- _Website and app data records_
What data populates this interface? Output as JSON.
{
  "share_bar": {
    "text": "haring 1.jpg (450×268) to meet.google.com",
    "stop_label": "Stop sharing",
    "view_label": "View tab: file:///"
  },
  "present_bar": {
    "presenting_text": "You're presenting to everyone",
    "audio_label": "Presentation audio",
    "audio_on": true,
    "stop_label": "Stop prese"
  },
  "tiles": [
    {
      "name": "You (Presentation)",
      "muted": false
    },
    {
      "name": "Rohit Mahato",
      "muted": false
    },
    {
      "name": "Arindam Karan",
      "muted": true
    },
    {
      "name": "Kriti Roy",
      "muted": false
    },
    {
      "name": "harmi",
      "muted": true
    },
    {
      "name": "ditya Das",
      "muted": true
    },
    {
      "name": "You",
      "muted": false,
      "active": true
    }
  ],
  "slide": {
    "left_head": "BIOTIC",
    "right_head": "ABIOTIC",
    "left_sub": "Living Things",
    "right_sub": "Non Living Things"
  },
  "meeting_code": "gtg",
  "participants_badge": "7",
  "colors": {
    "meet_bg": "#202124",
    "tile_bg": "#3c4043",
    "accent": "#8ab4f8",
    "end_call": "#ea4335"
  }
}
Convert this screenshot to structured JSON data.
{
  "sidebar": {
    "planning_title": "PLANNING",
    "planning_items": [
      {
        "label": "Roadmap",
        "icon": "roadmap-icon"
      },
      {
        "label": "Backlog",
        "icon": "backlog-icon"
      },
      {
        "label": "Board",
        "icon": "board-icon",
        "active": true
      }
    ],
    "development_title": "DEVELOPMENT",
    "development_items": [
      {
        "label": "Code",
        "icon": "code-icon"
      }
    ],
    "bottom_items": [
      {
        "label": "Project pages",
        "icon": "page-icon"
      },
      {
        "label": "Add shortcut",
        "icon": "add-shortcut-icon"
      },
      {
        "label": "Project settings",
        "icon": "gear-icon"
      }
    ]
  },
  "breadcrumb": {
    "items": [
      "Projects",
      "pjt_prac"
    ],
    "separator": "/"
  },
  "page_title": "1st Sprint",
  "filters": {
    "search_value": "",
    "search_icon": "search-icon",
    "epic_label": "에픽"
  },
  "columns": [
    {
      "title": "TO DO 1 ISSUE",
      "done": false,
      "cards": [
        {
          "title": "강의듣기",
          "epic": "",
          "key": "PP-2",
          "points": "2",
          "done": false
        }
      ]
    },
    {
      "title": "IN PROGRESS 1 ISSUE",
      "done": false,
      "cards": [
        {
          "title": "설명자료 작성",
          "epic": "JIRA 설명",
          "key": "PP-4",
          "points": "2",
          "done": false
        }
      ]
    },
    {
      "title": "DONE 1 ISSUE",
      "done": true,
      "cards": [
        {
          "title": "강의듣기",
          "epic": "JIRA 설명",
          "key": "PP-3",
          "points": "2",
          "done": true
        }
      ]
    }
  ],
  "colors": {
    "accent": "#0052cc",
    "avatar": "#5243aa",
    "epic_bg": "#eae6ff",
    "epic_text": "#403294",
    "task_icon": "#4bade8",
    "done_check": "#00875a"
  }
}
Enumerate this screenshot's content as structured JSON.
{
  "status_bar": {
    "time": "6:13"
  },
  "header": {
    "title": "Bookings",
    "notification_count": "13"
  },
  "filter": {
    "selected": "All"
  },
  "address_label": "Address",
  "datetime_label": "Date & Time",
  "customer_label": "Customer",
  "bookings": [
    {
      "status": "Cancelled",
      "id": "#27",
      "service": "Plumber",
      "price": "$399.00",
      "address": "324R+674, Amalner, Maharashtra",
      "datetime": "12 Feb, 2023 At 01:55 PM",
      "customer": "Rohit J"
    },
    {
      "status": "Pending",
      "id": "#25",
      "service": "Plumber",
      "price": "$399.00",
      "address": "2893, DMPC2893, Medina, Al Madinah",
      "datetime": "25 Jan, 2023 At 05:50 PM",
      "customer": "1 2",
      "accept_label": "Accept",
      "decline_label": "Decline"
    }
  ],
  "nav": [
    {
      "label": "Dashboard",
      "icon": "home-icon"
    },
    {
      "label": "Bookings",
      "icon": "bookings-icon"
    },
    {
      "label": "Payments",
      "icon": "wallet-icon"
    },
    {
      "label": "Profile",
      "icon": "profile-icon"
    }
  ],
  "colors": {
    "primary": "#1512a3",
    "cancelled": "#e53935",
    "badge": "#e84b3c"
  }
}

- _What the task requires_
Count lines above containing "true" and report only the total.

- _Exercise result_
8